Appeal from order of Court of Common Pleas of Philadelphia County, Jan. T., 1968, No. 1576, in case of Estelle R. Linett v. Louis Linett.
Walter I. Higgins, for appellant.
Laurence H. Eldredge, with him David H. Kubert, for appellee.
Jones, Cohen, Eagen, O'Brien, Roberts and Pomeroy, JJ. Opinion by Mr. Justice Roberts. Mr. Chief Justice Bell took no part in the consideration or decision of this case. Dissenting Opinion by Mr. Justice Cohen.
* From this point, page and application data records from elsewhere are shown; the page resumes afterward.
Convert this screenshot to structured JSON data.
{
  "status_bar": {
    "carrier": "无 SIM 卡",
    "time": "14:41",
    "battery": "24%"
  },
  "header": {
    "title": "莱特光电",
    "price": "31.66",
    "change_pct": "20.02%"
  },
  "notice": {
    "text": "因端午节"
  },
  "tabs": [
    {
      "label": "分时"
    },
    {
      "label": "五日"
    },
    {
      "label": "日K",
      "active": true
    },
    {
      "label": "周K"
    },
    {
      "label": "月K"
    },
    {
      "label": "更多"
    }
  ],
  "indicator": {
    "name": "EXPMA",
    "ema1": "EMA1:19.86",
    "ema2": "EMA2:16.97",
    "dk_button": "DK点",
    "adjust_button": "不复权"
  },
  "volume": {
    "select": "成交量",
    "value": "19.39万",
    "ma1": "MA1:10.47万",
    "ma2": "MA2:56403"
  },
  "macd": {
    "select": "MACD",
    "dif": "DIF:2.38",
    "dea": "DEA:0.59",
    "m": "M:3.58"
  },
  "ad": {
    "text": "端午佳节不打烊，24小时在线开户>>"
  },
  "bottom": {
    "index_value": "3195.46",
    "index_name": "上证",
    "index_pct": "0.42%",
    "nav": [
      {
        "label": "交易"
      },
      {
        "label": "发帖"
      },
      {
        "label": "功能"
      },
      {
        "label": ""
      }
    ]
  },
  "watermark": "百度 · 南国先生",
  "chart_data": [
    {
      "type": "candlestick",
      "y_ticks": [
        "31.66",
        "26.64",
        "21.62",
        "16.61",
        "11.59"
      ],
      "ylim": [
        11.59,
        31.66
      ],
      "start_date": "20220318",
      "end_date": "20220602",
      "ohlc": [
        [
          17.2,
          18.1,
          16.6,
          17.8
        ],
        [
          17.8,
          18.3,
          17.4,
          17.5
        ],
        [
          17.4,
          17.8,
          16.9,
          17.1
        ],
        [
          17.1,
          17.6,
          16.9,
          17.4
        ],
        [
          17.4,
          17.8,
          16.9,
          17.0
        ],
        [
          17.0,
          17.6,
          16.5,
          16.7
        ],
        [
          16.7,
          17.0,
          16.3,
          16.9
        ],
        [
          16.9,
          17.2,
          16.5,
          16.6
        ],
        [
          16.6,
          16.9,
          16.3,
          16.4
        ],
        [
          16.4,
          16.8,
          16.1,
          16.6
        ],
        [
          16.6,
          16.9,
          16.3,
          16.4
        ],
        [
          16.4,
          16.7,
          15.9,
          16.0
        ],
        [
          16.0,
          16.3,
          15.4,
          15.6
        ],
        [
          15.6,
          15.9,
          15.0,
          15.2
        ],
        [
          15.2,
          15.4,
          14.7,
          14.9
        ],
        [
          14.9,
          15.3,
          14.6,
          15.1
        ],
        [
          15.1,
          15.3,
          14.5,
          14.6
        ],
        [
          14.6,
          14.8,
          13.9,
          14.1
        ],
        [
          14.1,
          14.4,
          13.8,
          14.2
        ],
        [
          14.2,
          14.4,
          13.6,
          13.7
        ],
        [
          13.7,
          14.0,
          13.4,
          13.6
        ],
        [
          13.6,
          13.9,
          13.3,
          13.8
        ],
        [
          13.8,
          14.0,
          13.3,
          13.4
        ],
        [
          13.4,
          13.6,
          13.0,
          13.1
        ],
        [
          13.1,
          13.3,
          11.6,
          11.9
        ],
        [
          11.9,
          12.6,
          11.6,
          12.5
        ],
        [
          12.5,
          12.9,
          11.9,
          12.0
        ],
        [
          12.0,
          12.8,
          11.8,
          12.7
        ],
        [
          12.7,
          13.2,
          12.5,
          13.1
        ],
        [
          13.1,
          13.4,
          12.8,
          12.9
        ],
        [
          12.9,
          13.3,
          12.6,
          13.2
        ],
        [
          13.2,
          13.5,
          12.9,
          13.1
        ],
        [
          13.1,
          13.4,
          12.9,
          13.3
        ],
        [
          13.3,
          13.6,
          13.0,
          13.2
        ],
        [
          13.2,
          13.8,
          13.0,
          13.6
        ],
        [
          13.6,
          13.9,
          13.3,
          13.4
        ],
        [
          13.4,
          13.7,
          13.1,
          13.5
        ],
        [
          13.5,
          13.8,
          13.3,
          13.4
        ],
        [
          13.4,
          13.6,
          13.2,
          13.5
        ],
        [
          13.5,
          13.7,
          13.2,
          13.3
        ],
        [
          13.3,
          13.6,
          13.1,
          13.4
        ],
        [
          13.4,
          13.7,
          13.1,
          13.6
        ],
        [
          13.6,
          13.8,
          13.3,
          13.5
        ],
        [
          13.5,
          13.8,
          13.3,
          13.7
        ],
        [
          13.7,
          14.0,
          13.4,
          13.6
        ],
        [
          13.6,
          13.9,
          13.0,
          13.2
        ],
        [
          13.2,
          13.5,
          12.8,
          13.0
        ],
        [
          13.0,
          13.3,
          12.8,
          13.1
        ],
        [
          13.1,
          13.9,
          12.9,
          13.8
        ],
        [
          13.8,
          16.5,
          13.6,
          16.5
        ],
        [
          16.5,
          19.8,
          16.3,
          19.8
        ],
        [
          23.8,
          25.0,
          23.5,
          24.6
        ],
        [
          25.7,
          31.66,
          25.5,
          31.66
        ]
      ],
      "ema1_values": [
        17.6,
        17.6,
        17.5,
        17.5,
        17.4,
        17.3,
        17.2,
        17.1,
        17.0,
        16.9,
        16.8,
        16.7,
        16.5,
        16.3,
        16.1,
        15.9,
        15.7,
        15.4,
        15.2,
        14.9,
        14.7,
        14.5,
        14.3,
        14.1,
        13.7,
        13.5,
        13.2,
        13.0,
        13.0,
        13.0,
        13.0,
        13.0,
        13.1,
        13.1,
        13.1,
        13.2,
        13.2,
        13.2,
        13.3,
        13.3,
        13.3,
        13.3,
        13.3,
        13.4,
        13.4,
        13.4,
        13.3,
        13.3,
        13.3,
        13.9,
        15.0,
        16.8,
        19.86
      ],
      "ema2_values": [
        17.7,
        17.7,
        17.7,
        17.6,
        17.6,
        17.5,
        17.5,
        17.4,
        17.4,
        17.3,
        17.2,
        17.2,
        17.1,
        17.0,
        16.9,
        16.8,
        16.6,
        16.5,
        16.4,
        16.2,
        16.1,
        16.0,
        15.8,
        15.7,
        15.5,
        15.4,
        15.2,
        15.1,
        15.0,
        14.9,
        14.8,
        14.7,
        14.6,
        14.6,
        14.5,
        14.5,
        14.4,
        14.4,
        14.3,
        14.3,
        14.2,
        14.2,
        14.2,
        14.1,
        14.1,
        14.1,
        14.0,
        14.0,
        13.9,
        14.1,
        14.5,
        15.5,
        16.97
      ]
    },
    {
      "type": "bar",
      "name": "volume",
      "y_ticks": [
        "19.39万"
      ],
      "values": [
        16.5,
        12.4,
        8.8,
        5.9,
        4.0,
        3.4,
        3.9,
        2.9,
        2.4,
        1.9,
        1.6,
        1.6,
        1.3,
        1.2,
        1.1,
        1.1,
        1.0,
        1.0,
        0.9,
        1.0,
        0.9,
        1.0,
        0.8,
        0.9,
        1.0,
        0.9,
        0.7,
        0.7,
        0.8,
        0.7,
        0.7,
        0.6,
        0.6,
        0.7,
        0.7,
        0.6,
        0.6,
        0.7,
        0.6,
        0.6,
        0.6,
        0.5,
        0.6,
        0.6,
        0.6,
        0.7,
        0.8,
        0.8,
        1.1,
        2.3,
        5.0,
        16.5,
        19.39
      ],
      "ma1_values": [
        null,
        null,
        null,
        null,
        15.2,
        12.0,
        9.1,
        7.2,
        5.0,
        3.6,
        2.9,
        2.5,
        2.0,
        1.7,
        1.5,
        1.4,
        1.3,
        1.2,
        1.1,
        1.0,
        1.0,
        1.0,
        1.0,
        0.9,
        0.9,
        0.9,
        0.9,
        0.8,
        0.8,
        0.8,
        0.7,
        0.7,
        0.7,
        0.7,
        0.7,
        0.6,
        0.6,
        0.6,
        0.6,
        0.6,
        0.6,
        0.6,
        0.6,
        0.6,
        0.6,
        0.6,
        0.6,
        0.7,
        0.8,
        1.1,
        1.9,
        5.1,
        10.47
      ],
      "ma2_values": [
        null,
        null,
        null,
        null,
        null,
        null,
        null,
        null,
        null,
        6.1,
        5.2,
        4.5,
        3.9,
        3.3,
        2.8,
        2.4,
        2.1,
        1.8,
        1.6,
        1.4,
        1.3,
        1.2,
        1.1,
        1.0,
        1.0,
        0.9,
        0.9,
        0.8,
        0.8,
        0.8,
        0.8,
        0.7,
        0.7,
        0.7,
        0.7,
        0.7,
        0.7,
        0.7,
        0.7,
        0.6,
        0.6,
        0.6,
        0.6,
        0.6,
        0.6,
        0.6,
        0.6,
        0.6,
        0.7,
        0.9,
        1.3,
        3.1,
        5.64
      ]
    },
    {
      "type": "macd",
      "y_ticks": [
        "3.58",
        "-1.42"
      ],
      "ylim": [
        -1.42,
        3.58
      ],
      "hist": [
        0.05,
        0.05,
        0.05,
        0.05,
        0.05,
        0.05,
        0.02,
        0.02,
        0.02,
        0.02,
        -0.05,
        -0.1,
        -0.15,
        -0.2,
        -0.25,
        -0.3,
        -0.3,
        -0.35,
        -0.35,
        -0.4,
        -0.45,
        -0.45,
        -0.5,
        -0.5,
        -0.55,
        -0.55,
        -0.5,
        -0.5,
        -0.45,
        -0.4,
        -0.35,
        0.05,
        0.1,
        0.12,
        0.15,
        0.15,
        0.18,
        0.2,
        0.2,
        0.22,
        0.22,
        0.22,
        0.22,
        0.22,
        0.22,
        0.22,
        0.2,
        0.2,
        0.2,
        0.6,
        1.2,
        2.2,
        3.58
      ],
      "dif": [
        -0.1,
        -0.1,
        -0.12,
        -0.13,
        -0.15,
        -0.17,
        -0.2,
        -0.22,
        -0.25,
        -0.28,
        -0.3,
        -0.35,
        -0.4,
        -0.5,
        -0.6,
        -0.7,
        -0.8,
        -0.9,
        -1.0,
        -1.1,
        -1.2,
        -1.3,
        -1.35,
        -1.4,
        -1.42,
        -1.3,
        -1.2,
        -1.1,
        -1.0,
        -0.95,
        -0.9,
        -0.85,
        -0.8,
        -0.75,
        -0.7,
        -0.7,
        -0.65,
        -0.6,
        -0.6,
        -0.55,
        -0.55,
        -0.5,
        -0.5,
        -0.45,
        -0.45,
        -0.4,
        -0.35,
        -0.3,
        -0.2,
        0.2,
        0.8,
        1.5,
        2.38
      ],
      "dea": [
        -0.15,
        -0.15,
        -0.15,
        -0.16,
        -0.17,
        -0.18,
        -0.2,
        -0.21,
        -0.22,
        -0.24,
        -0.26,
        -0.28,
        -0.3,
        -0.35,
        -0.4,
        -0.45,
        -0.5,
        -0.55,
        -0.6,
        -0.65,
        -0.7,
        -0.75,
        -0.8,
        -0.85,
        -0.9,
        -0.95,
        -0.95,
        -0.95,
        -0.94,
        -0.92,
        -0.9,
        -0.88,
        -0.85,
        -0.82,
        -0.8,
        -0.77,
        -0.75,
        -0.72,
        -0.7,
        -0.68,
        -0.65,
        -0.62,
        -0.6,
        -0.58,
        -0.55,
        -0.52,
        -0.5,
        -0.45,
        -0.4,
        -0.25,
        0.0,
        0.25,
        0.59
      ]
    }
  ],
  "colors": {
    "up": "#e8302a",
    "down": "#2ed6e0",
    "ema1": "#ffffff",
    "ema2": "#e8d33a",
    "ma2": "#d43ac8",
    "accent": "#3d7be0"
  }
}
This action centers on the unfortunate legal skirmishing that has occurred between this couple in the last several years. At least seven different law suits are involved either directly or collaterally. The first developed in 1965 when the wife (appellee in the instant action) filed an action in equity in the Court of Common Pleas of Philadelphia asking for injunctive relief against her husband's plans to leave the Commonwealth and secure a divorce in a foreign jurisdiction. This suit was dismissed on the husband's preliminary objection that the action was premature. On July 15, 1966, the husband (appellant) filed suit for divorce in the same court. His wife vigorously contested the action and after thirteen hearings the husband entered a voluntary non-suit on January 5, 1968. Also the wife had filed at least three actions, two in equity in the common pleas court, seeking an accounting by the husband of entireties rentals collected by him, and one in the county court in 1963
which resulted in a $40 per week support order against the husband.
Finally there are the two actions which are directly before this Court at this time. On January 5, 1968, the husband filed a suit for divorce in Reno, Nevada. A copy of the complaint in that action was served on the wife in Philadelphia on January 16, 1968. On January 23 the wife filed a complaint in equity "that an injunction may issue, enjoining and restraining the defendant preliminarily until hearing and perpetually thereafter, from commencing or proceeding with any action for divorce in the State of Nevada." On the same day, an order was signed permitting the plaintiff to serve a copy of the complaint on the husband outside the state of Pennsylvania. This complaint was served on him in Reno on February 6, 1968 at 10:00 A.M. On the same day and at the same time a final decree in divorce was filed in the office of the clerk of court of the Second Judicial District of the State of Nevada granting an absolute divorce to the husband. On February 28, 1968, after the filing of an affidavit of service, a judgment was taken by the wife in her equity action alleging default for want of the filing of an answer within twenty days from the date of service of the complaint. Judge Sporkin, on April 1, 1968 entered a final decree and findings of fact and conclusions of law implementing the default judgment of February 28, 1968. Appellant filed a motion to strike this default judgment and an argument was held on this motion on September 19, 1968. Judge Sloane denied the motion to strike and this appeal followed.
Appellant's first asserted ground for striking the default judgment concerns the out of state service made on him in Reno. He claims that the service which the trial court authorized under Pennsylvania Rule of Civil Procedure 1504(b) (2), was improper under that rule and that therefore the court below had no
jurisdiction to enter a default judgment against appellant. However, it is this Court's view that the service was perfectly proper under Rule 1503(a)(2) and that the court did have jurisdiction to enter an in personam default judgment. For this reason we need not consider appellant's contentions under Rule 1504 (b) (2).*fn*
Rule 1503 (a) (2) provides that a "decree shall not bind a defendant personally unless . . . he appears or otherwise submits himself to the jurisdiction of the court." (Emphasis supplied.) This Court had occasion to interpret the meaning of this section in the recent case of Rothman v. Rothman, 425 Pa. 406, 228 A.2d 899 (1967). In that case, the husband argued that the court had failed to obtain jurisdiction over him because neither of the two places served was his residence. However, we pointed out that because the husband was a defendant in two other actions before the same court, an action in divorce and an action for support, he came within the language of Rule 1503(a) (2). Thus, although he may have been improperly served, the court had jurisdiction over him because "he had otherwise submitt[ed] himself to the jurisdiction of the court" in these other two actions. For authority, the Rothman Court cited Wenz v. Wenz, 400 Pa. 397, 162 A.2d 376 (1960), a case in which the husband resisted the jurisdiction of the court in ...